“There are two teams investigating this homicide of the social communicator. There is a team from Choluteca and a team from Tegucigalpa investigating,” explained Escalante, who added that violence has increased in Choluteca in recent months.

What does the Minister of Human Rights say about the murder of Ricardo Ávila?

Natalie Roque, secretary of human rights, told LJR that the murders of Ricardo Ávila and a prosecutor in Nacaome, which occurred on May 29 and 27, respectively, added to the threats that some journalists are experiencing, are due to a rearrangement of organized crime in the face of the new government.

“Not just the murders, but also the threats show a very strong reaction on the part of organized crime structures, as they regroup to keep control and use other types of violence,” Roque said.

Natalie Roque

The Minister of Human Rights, Natalie Roque. Tegucigalpa, Honduras. File photo CC/ Fernando Destephen.

Prosecutor Karen Almendarez was killed on May 27. It also happened in the southern region of the country, specifically in the municipality of Nacaome, Valle department. Almendarez was assigned to the Environmental Prosecutor’s Office.

The secretary of human rights said that as long as the structural conditions for violence remain and that it is focused on human rights defenders, journalists and judicial operators, there will be no prosecutor’s office capable of putting a stop to the violence.

“It must be recognized that in the case of the Human Rights Secretariat, it has the National Protection Mechanism, but this needs a profound restructuring since it has not been a guarantor for the life of this sector of the population either,” the secretary said.

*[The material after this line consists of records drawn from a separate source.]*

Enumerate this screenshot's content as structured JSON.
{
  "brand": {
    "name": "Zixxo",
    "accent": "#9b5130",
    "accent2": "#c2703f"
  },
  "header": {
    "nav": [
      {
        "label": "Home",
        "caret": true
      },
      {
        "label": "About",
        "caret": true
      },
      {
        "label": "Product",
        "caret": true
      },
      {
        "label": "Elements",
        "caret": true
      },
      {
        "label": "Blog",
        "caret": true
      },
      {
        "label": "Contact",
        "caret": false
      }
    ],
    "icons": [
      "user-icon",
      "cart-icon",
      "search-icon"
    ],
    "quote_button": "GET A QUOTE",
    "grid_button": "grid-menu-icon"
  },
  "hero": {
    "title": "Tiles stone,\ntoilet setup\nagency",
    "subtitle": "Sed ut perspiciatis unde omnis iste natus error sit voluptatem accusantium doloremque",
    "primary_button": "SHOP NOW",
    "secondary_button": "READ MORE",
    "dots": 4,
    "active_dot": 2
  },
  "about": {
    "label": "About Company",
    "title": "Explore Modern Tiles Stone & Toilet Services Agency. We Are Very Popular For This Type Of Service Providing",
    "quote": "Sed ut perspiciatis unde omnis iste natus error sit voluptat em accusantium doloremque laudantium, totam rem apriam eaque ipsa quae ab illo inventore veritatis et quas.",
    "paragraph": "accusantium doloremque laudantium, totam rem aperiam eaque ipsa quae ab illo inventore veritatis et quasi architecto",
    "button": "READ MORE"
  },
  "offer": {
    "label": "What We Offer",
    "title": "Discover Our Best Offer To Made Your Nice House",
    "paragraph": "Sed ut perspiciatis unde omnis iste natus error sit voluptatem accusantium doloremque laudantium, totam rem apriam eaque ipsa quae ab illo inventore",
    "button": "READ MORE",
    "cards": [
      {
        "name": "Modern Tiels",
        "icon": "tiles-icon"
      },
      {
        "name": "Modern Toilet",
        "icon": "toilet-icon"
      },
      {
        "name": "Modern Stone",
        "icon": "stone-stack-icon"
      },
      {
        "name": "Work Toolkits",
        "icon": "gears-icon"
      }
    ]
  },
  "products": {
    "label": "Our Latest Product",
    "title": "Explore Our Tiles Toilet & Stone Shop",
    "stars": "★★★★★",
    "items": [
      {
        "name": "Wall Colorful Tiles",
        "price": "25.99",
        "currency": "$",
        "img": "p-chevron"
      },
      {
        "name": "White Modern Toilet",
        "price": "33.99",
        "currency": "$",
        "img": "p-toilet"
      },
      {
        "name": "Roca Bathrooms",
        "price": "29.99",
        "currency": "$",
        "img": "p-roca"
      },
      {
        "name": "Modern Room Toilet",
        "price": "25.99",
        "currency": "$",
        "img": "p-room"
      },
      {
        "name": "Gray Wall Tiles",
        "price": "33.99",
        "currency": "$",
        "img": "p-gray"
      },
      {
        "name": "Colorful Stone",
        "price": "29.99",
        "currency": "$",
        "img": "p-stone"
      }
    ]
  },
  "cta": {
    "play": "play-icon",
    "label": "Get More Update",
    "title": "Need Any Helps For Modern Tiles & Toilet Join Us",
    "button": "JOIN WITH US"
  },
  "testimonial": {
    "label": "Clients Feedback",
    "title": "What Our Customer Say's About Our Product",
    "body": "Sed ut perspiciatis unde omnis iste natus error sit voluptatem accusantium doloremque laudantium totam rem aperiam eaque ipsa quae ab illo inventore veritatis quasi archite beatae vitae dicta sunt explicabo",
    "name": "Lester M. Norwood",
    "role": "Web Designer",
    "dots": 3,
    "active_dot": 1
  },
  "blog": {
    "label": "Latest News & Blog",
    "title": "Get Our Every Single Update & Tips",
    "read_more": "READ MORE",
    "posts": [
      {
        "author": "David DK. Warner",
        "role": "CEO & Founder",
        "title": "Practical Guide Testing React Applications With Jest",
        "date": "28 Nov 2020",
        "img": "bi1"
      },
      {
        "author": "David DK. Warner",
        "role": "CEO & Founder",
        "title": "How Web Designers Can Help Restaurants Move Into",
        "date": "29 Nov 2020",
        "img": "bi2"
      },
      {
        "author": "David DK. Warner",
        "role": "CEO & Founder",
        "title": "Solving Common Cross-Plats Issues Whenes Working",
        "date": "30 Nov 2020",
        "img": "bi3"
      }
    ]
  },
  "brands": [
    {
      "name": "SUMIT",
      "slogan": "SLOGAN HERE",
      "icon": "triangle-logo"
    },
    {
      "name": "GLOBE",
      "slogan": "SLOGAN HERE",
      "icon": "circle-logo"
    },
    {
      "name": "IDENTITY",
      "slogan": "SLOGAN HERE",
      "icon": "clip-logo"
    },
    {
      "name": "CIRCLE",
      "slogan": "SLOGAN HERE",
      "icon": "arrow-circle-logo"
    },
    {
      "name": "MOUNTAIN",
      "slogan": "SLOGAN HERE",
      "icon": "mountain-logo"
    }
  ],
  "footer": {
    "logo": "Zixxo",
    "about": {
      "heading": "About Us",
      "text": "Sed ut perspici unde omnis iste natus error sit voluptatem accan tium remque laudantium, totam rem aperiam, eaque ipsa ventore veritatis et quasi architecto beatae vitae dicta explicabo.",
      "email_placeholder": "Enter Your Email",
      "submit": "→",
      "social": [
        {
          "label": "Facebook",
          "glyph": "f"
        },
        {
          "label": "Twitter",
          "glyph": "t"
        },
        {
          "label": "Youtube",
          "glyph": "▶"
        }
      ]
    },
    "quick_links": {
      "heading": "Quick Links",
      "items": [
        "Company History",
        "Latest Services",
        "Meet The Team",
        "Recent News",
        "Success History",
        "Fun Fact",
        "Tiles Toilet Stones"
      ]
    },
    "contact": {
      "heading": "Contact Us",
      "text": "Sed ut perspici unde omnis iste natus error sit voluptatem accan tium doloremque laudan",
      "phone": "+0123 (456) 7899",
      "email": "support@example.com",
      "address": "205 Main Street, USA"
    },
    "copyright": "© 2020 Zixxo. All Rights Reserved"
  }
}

Roque views the actions of prosecutors in different offices with much concern and said that the levels of impunity are enormous.

“As long as we continue with these problems of impunity and weakness in the investigative processes, we are not going to have guarantees of rights,” she said.

“We have seen the recent threats, murders, aggressions, against judicial operators, journalists, defenders of human rights and this tells us also that we must redouble, triple and multiply efforts, because the actions of some prosecutors are very limited due to lack of resources, there may be will but if there is no support it is difficult to guarantee rights,” Roque concluded.

Two teams investigate the murder of Ricardo Ávila

Amada Ponce regrets that it is a different prosecutor's office, such as Crimes Against Life, that carries out these types of cases, and that there is no special prosecutor's office trained to investigate deaths of journalists and social communicators, because, in her opinion, it is evident that in the case of Ricardo Ávila there has been a bias since the beginning of the investigation.

"The police were insisting, from the beginning, that the murder of Ricardo Ávila was a robbery or common violence in the area, however, we know that absolutely nothing was stolen from the journalist, in his possession was the backpack, money, his belongings, cell phone, the keys in the motorcycle, and how is it that they robbed him if all the things he was carrying were in his possession?,” she asked.

The media outlet where Ricardo Ávila worked had previously made 11 complaints for which C-Libre issued alerts, stating that they felt vulnerable due to the exercise of their journalistic work. During Ávila's funeral, on Monday, May 30, part of the journalistic union of Tegucigalpa and the southern zone demanded justice for the death of the communicator.

"We call on the authorities of the State of Honduras to clarify this criminal attack that led to the loss of life of colleague Ricardo Alcides Ávila, with the aim of presenting those responsible before the courts,” C-Libre said in a statement.

*Leonardo Aguilar is a lawyer and journalist. His studies have been carried out at the National Autonomous University of Honduras in the Sula Valley (UNAH-VS). He has worked in radio, print, web and investigative journalism. He has collaborated with organizations defending the environment and in investigations on forced displacement for reasons of violence linked to drug trafficking.

**This is the twelfth report in a project on journalist safety in Latin America and the Caribbean. This LatAm Journalism Review project is funded by UNESCO's Global Media Defense Fund.

Read other articles in the project at this link.